The Egg wrote:I don't want to sound like a broken record, but again, how does that hurt the drive manufacturer?
Assuming the following (which are both reasonable assumptions):
1) If the manufacturer makes more money from the sale of an internal drive versus an external drive
2) If the consumer who is unable to cannibalize an external drive would therefore buy an internal one instead
The answer is obvious: They make more money.
The Egg wrote:Mass quantities of their products are being bought off the shelves at retail price.
Which is good, but a higher profit margin is clearly better.
Some Money < More Money.
The Egg wrote: If it's detrimental for a company to sell mass quantities of their product (in ANY part of their lineup) then they're doing something seriously wrong.
You've got it backwards, the point is that they can conceivably make more
The Egg wrote:If anything, even at a slightly reduced price the manufacturer still comes out on top, because they don't have to provide a warranty for large amounts of product.
Without knowing the specific details regarding the profit margins and so forth, we're unable to actually ascertain whether or not they "come out on top." They may indeed be acting foolishly, but since they're the ones who live and die based on such decisions and we're just ignorantly speculating, we have to defer to their judgment as sounder than ours. Especially since, ballparking it, it doesn't look like they're even close to being wrong
Consider: If the price differential is the on the order of ~10 dollars and the product sells for on the order of ~100 dollars, they break even around an RMA rate of ~10%. This of course assumes the price differential is entirely profit margin, but given that external drives presumably cost more
to produce from the added enclosure/electronics, I think that's a fair assumption. I doubt the RMA rate is that high. Hence, your conclusion is likely unwarranted.
The Egg wrote:I guess my underlying point is that spending money to create proprietary connectors is misdirected and asinine. If customers paying full retail price and doing what they please with the product is causing them a problem, then the problem isn't with the customer.

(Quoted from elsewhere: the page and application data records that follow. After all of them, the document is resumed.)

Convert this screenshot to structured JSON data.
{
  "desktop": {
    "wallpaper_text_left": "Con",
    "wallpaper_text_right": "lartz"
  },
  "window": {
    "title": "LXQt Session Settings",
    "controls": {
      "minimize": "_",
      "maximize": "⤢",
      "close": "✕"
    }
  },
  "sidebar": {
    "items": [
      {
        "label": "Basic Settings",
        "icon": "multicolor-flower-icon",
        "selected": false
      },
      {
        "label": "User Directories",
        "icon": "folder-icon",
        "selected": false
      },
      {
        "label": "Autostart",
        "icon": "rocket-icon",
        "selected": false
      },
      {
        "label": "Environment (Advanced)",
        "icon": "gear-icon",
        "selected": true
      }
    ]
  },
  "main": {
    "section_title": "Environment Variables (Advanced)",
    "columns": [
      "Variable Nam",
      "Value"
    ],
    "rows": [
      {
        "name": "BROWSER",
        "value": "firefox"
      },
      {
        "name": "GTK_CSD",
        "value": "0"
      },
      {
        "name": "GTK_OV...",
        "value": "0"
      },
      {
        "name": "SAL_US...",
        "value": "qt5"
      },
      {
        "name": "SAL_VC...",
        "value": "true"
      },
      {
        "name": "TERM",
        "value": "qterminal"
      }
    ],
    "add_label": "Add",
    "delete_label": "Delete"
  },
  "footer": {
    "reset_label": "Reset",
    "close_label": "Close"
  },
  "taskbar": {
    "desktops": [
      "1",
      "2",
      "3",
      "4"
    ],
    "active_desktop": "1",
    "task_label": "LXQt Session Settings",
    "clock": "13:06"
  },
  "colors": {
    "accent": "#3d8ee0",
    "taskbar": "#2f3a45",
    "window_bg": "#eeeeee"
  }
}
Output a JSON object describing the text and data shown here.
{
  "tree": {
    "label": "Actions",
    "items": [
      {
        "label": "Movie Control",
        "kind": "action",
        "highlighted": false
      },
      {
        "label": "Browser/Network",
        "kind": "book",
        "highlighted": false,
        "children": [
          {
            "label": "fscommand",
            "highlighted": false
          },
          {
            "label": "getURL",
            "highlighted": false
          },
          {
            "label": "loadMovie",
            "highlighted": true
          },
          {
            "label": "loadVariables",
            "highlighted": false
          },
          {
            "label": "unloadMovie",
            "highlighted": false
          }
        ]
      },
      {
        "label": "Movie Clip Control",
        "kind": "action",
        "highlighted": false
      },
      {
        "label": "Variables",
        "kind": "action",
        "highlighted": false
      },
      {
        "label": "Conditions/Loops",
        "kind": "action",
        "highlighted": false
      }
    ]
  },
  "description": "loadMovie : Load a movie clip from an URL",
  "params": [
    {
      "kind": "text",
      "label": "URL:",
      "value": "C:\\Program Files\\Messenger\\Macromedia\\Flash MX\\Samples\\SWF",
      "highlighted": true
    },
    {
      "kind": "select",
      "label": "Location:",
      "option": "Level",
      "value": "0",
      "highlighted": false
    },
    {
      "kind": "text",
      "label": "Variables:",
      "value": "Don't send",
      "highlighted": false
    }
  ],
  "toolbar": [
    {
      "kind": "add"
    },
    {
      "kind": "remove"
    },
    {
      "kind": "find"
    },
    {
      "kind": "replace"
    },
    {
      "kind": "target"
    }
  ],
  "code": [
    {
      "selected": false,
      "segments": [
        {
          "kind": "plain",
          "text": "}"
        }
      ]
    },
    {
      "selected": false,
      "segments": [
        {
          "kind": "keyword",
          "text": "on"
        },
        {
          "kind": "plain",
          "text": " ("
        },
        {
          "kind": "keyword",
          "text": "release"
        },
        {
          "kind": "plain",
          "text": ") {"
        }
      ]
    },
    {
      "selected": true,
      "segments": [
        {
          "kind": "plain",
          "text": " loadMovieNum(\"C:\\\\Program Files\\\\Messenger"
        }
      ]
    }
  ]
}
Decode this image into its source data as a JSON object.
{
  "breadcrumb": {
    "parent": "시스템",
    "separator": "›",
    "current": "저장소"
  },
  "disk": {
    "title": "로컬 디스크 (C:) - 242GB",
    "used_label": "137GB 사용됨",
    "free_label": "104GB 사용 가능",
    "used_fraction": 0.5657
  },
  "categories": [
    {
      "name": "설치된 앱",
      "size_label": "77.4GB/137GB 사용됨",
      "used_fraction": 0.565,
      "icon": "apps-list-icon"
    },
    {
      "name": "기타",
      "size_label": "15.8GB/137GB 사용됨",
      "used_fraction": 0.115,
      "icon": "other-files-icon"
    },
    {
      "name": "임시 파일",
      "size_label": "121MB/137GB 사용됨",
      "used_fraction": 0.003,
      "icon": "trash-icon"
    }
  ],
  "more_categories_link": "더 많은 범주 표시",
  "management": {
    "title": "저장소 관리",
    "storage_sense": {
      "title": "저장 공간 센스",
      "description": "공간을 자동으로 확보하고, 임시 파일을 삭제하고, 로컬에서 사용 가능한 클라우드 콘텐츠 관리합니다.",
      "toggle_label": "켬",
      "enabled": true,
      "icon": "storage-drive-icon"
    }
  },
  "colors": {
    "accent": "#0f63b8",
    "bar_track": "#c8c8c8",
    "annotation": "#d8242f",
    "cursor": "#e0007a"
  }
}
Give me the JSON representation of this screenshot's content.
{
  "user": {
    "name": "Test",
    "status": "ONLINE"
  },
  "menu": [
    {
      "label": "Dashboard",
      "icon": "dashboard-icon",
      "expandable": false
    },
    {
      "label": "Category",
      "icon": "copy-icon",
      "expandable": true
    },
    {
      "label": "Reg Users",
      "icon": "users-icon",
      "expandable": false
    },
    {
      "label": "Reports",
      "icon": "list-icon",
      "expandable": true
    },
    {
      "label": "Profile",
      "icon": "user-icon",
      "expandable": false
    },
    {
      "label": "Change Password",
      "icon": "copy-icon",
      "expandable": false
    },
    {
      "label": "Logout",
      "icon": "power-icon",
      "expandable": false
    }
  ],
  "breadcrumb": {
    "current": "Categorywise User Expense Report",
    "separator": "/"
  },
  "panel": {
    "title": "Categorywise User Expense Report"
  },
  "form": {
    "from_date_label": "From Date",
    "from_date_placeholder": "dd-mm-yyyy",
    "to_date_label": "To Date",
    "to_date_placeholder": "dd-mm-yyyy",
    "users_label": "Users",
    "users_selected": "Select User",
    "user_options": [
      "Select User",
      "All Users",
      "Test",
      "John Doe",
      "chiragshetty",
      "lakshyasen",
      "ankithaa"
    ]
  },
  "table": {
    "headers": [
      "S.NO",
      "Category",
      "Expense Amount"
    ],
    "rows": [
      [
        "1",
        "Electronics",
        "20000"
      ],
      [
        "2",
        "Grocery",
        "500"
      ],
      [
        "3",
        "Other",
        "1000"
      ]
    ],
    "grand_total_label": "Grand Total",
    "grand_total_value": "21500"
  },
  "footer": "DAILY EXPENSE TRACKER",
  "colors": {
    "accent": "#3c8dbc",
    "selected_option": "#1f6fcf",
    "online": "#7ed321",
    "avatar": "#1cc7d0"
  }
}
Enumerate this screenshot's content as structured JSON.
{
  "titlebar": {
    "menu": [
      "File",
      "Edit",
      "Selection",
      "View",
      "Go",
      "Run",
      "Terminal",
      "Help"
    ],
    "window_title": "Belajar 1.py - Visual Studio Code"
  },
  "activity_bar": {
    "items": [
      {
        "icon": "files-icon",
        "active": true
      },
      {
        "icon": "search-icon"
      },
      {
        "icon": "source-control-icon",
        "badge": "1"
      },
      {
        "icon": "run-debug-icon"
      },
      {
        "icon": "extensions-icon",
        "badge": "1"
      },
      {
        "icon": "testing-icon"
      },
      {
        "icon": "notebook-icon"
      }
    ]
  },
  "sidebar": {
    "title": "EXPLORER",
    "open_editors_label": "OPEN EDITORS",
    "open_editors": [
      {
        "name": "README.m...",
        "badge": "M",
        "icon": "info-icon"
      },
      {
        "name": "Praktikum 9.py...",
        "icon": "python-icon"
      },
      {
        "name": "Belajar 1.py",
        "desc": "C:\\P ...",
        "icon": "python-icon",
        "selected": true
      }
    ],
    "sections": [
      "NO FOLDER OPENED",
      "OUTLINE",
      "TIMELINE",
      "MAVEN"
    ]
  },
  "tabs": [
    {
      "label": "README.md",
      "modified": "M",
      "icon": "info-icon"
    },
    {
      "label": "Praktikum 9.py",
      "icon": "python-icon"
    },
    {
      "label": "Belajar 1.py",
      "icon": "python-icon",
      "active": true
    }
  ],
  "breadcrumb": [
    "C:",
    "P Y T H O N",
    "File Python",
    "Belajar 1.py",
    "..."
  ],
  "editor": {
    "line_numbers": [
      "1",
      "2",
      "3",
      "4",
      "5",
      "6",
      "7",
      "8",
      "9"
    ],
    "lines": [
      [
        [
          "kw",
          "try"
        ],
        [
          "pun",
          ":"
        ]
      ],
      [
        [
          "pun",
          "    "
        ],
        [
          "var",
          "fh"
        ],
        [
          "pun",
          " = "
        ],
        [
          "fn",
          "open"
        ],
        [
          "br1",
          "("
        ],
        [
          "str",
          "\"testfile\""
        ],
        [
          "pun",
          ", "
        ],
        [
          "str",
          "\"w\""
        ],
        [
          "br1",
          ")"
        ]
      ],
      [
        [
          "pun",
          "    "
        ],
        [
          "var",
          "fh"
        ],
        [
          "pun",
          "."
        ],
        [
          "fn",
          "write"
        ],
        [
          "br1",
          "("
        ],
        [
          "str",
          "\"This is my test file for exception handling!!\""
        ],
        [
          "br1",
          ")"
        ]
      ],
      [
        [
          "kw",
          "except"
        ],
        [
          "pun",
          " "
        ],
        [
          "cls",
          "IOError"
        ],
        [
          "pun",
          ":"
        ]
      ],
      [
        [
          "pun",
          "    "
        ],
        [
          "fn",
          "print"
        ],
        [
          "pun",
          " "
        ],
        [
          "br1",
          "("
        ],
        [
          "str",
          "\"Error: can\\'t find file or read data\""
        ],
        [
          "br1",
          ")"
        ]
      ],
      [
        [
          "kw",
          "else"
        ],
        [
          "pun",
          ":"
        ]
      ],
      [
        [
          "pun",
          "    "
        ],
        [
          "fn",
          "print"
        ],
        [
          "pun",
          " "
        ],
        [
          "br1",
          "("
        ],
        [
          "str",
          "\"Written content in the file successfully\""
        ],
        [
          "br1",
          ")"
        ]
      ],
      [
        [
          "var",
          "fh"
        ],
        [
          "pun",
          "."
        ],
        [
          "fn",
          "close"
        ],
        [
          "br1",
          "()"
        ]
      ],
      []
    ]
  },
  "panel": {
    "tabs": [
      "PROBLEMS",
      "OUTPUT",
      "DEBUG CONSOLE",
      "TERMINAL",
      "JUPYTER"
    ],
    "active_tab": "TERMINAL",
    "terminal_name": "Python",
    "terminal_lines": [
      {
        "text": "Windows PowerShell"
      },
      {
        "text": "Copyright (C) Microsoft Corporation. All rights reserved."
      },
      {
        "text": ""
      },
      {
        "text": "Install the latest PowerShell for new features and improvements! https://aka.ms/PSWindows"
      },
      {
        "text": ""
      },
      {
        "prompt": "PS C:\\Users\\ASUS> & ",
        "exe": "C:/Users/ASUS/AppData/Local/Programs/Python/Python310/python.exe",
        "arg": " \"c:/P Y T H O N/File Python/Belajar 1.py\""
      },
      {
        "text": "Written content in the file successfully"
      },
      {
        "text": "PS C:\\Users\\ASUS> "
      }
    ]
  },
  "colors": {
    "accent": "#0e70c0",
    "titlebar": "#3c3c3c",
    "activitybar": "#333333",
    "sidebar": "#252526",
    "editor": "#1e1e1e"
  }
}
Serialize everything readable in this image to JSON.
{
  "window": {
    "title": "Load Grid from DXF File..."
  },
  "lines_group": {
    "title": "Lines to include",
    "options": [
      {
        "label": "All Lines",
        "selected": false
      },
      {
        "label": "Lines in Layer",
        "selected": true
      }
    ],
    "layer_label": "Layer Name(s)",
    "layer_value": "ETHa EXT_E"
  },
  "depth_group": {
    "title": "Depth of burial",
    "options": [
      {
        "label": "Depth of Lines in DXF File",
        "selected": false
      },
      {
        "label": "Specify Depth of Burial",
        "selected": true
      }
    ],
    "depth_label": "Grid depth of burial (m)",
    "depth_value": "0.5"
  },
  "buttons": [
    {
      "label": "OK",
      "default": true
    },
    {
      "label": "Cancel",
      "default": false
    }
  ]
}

Yeah, but with a sizable economy of sale that additional cost for going proprietary really isn't all that significant. In fact, if you make enough of them, they might even be cheaper because a fully integrated proprietary design without any frills could conceivably cost less.